## The problem
Please list all lines of the material below in which the string "body" occurs.

*** Available data Section Begins ***

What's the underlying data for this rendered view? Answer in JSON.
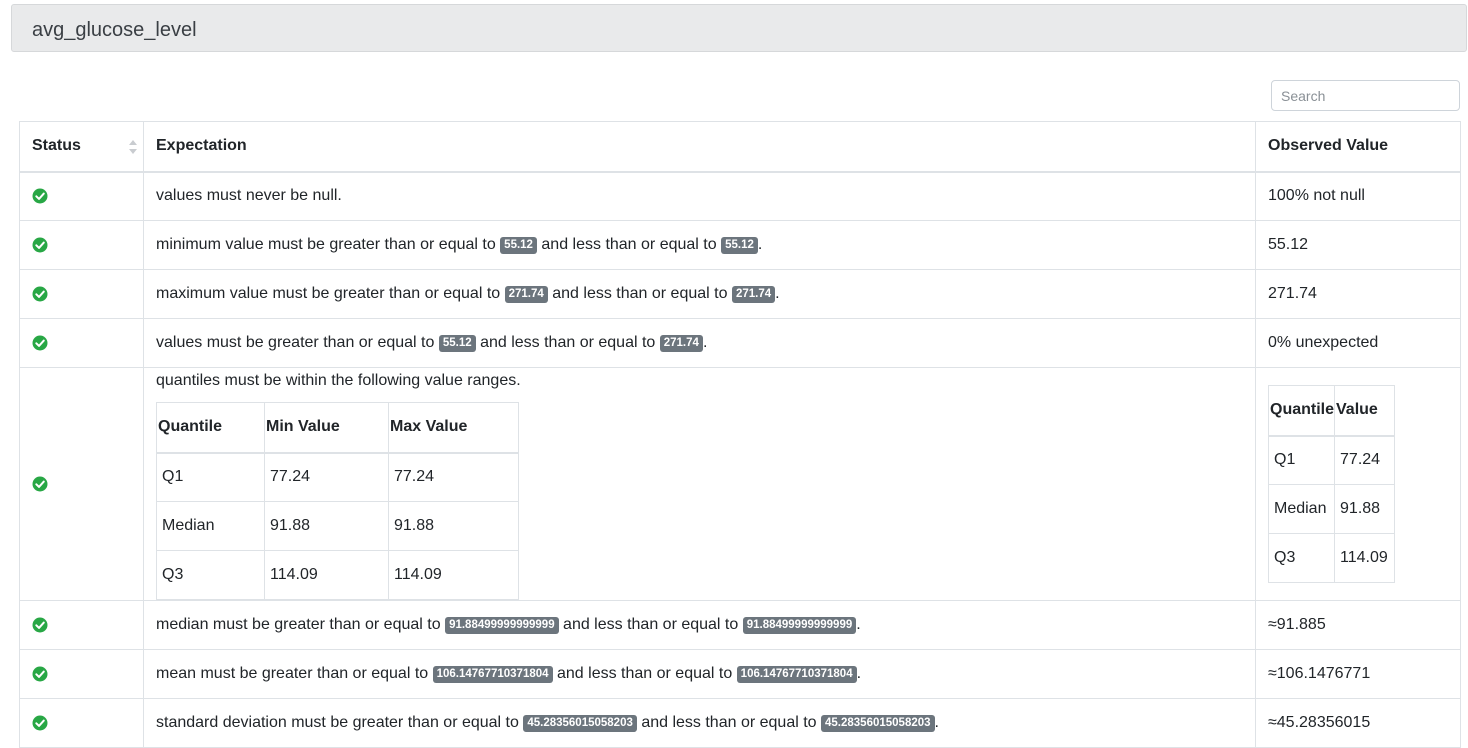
{
  "header": {
    "title": "avg_glucose_level"
  },
  "search": {
    "placeholder": "Search"
  },
  "table": {
    "columns": {
      "status": "Status",
      "expectation": "Expectation",
      "observed": "Observed Value"
    },
    "rows": [
      {
        "status": "success",
        "parts": [
          "values must never be null."
        ],
        "badges": [],
        "observed": "100% not null"
      },
      {
        "status": "success",
        "parts": [
          "minimum value must be greater than or equal to ",
          " and less than or equal to ",
          "."
        ],
        "badges": [
          "55.12",
          "55.12"
        ],
        "observed": "55.12"
      },
      {
        "status": "success",
        "parts": [
          "maximum value must be greater than or equal to ",
          " and less than or equal to ",
          "."
        ],
        "badges": [
          "271.74",
          "271.74"
        ],
        "observed": "271.74"
      },
      {
        "status": "success",
        "parts": [
          "values must be greater than or equal to ",
          " and less than or equal to ",
          "."
        ],
        "badges": [
          "55.12",
          "271.74"
        ],
        "observed": "0% unexpected"
      },
      {
        "status": "success",
        "parts": [
          "median must be greater than or equal to ",
          " and less than or equal to ",
          "."
        ],
        "badges": [
          "91.88499999999999",
          "91.88499999999999"
        ],
        "observed": "≈91.885"
      },
      {
        "status": "success",
        "parts": [
          "mean must be greater than or equal to ",
          " and less than or equal to ",
          "."
        ],
        "badges": [
          "106.14767710371804",
          "106.14767710371804"
        ],
        "observed": "≈106.1476771"
      },
      {
        "status": "success",
        "parts": [
          "standard deviation must be greater than or equal to ",
          " and less than or equal to ",
          "."
        ],
        "badges": [
          "45.28356015058203",
          "45.28356015058203"
        ],
        "observed": "≈45.28356015"
      }
    ],
    "quantile_row": {
      "status": "success",
      "text": "quantiles must be within the following value ranges.",
      "expect_headers": [
        "Quantile",
        "Min Value",
        "Max Value"
      ],
      "expect_rows": [
        [
          "Q1",
          "77.24",
          "77.24"
        ],
        [
          "Median",
          "91.88",
          "91.88"
        ],
        [
          "Q3",
          "114.09",
          "114.09"
        ]
      ],
      "observed_headers": [
        "Quantile",
        "Value"
      ],
      "observed_rows": [
        [
          "Q1",
          "77.24"
        ],
        [
          "Median",
          "91.88"
        ],
        [
          "Q3",
          "114.09"
        ]
      ]
    }
  },
  "colors": {
    "success": "#28a745",
    "badge": "#6c757d"
  },
  "icons": {
    "status_success": "check-circle-icon",
    "sort": "sort-icon"
  }
}
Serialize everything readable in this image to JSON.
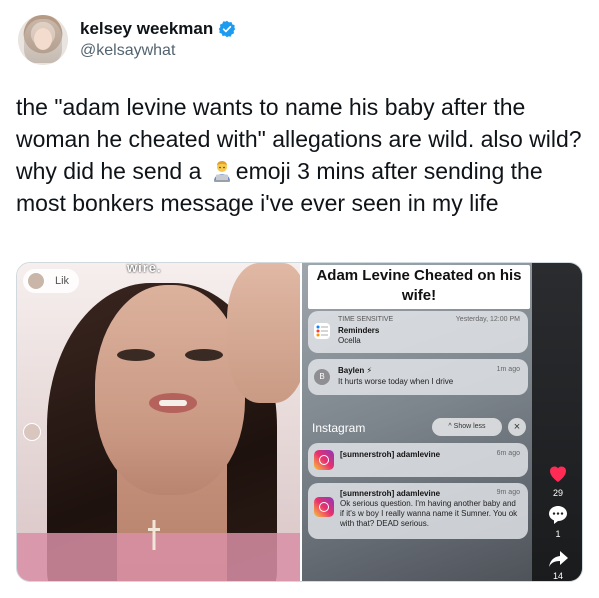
{
  "tweet": {
    "display_name": "kelsey weekman",
    "handle": "@kelsaywhat",
    "text_part1": "the \"adam levine wants to name his baby after the woman he cheated with\" allegations are wild. also wild? why did he send a ",
    "text_part2": "emoji 3 mins after sending the most bonkers message i've ever seen in my life",
    "emoji_name": "man-technologist-emoji",
    "verified_color": "#1d9bf0"
  },
  "media": {
    "left": {
      "like_chip": "Lik",
      "caption_cut": "wire."
    },
    "right": {
      "video_title_line1": "Adam Levine Cheated on his",
      "video_title_line2": "wife!",
      "notifications": [
        {
          "meta": "TIME SENSITIVE",
          "time": "Yesterday, 12:00 PM",
          "title": "Reminders",
          "body": "Ocella"
        },
        {
          "meta": "",
          "time": "1m ago",
          "title": "Baylen ⚡",
          "body": "It hurts worse today when I drive"
        }
      ],
      "section_label": "Instagram",
      "show_less": "^ Show less",
      "close": "×",
      "ig_notifications": [
        {
          "time": "6m ago",
          "title": "[sumnerstroh] adamlevine",
          "body": ""
        },
        {
          "time": "9m ago",
          "title": "[sumnerstroh] adamlevine",
          "body": "Ok serious question. I'm having another baby and if it's w boy I really wanna name it Sumner. You ok with that? DEAD serious."
        }
      ],
      "side": {
        "like_count": "29",
        "comment_count": "1",
        "share_count": "14"
      }
    }
  },
  "colors": {
    "text": "#0f1419",
    "secondary": "#536471",
    "like_red": "#fe2c55"
  }
}
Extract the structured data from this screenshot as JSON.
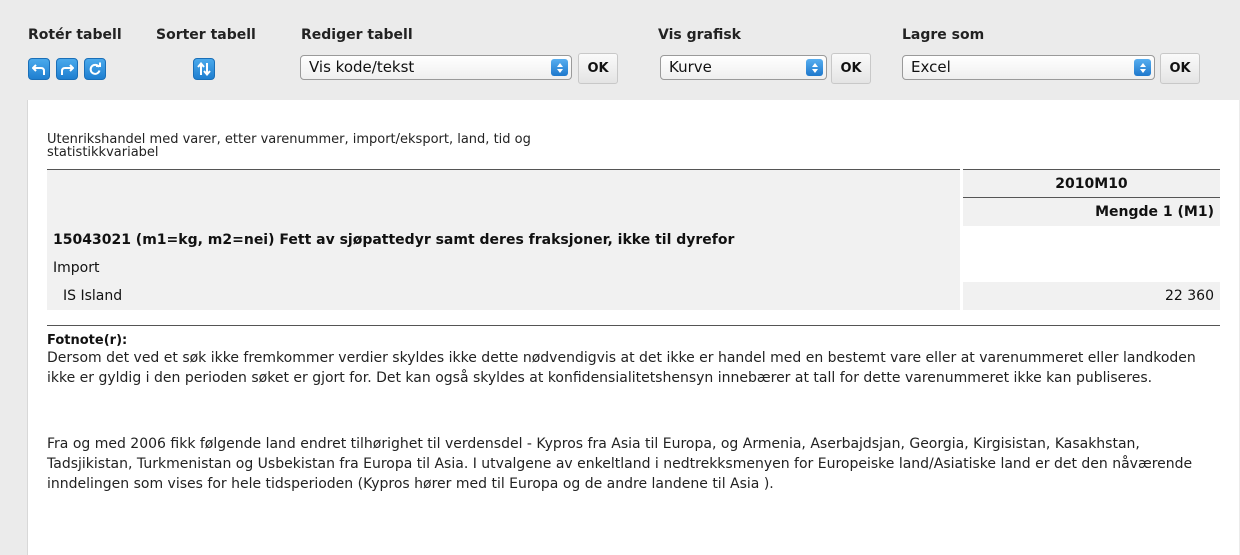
{
  "toolbar": {
    "rotate": {
      "label": "Rotér tabell"
    },
    "sort": {
      "label": "Sorter tabell"
    },
    "edit": {
      "label": "Rediger tabell",
      "selected": "Vis kode/tekst",
      "ok": "OK"
    },
    "graph": {
      "label": "Vis grafisk",
      "selected": "Kurve",
      "ok": "OK"
    },
    "save": {
      "label": "Lagre som",
      "selected": "Excel",
      "ok": "OK"
    }
  },
  "table": {
    "title": "Utenrikshandel med varer, etter varenummer, import/eksport, land, tid og statistikkvariabel",
    "period": "2010M10",
    "variable": "Mengde 1 (M1)",
    "commodity": "15043021 (m1=kg, m2=nei) Fett av sjøpattedyr samt deres fraksjoner, ikke til dyrefor",
    "direction": "Import",
    "country": "IS Island",
    "value": "22 360"
  },
  "footnotes": {
    "heading": "Fotnote(r):",
    "note1": "Dersom det ved et søk ikke fremkommer verdier skyldes ikke dette nødvendigvis at det ikke er handel med en bestemt vare eller at varenummeret eller landkoden ikke er gyldig i den perioden søket er gjort for. Det kan også skyldes at konfidensialitetshensyn innebærer at tall for dette varenummeret ikke kan publiseres.",
    "note2": "Fra og med 2006 fikk følgende land endret tilhørighet til verdensdel - Kypros fra Asia til Europa, og Armenia, Aserbajdsjan, Georgia, Kirgisistan, Kasakhstan, Tadsjikistan, Turkmenistan og Usbekistan fra Europa til Asia. I utvalgene av enkeltland i nedtrekksmenyen for Europeiske land/Asiatiske land er det den nåværende inndelingen som vises for hele tidsperioden (Kypros hører med til Europa og de andre landene til Asia )."
  },
  "icons": [
    "rotate-left-icon",
    "rotate-right-icon",
    "refresh-icon",
    "sort-icon",
    "select-arrows-icon"
  ],
  "colors": {
    "icon_blue": "#1f7fd0",
    "header_bg": "#f1f1f1",
    "toolbar_bg": "#ebebeb"
  }
}
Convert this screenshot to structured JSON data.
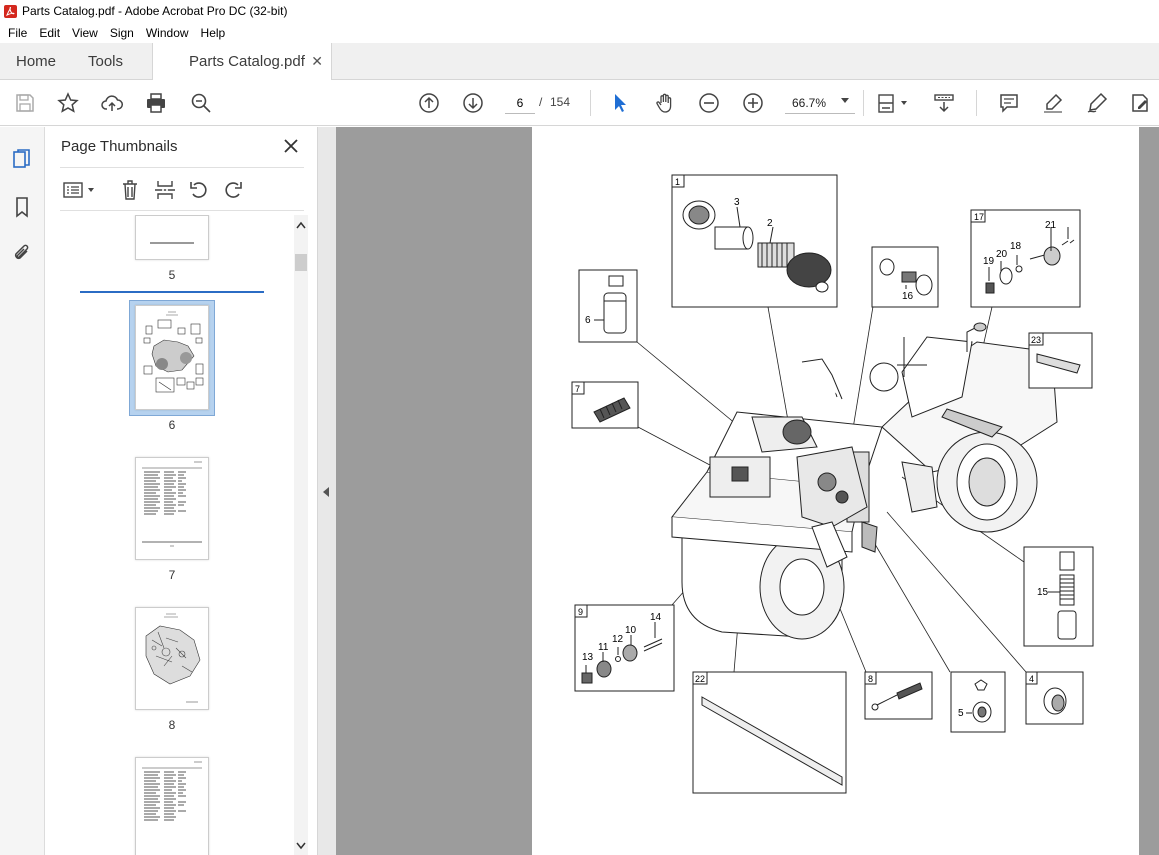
{
  "window": {
    "title": "Parts Catalog.pdf - Adobe Acrobat Pro DC (32-bit)"
  },
  "menu": [
    "File",
    "Edit",
    "View",
    "Sign",
    "Window",
    "Help"
  ],
  "tabs": {
    "home": "Home",
    "tools": "Tools",
    "document": "Parts Catalog.pdf"
  },
  "toolbar": {
    "current_page": "6",
    "page_separator": "/",
    "total_pages": "154",
    "zoom": "66.7%"
  },
  "colors": {
    "accent": "#2b6cc4",
    "viewer_bg": "#9c9c9c",
    "select_blue": "#1f6ed4"
  },
  "sidebar": {
    "title": "Page Thumbnails",
    "thumbnails": [
      {
        "label": "5"
      },
      {
        "label": "6"
      },
      {
        "label": "7"
      },
      {
        "label": "8"
      }
    ]
  },
  "diagram": {
    "callouts": [
      {
        "box": "1",
        "parts": [
          "3",
          "2"
        ]
      },
      {
        "box": "6",
        "parts": [
          "6"
        ]
      },
      {
        "box": "7",
        "parts": []
      },
      {
        "box": "16",
        "parts": [
          "16"
        ]
      },
      {
        "box": "17",
        "parts": [
          "21",
          "20",
          "18",
          "19"
        ]
      },
      {
        "box": "23",
        "parts": []
      },
      {
        "box": "15",
        "parts": [
          "15"
        ]
      },
      {
        "box": "9",
        "parts": [
          "14",
          "10",
          "12",
          "11",
          "13"
        ]
      },
      {
        "box": "22",
        "parts": []
      },
      {
        "box": "8",
        "parts": []
      },
      {
        "box": "5",
        "parts": [
          "5"
        ]
      },
      {
        "box": "4",
        "parts": []
      }
    ]
  }
}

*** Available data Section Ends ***

## Response for this exercise
          "body": "Ocella"
          "body": "It hurts worse today when I drive"
          "body": ""
          "body": "Ok serious question. I'm having another baby and if it's w boy I really wanna name it Sumner. You ok with that? DEAD serious."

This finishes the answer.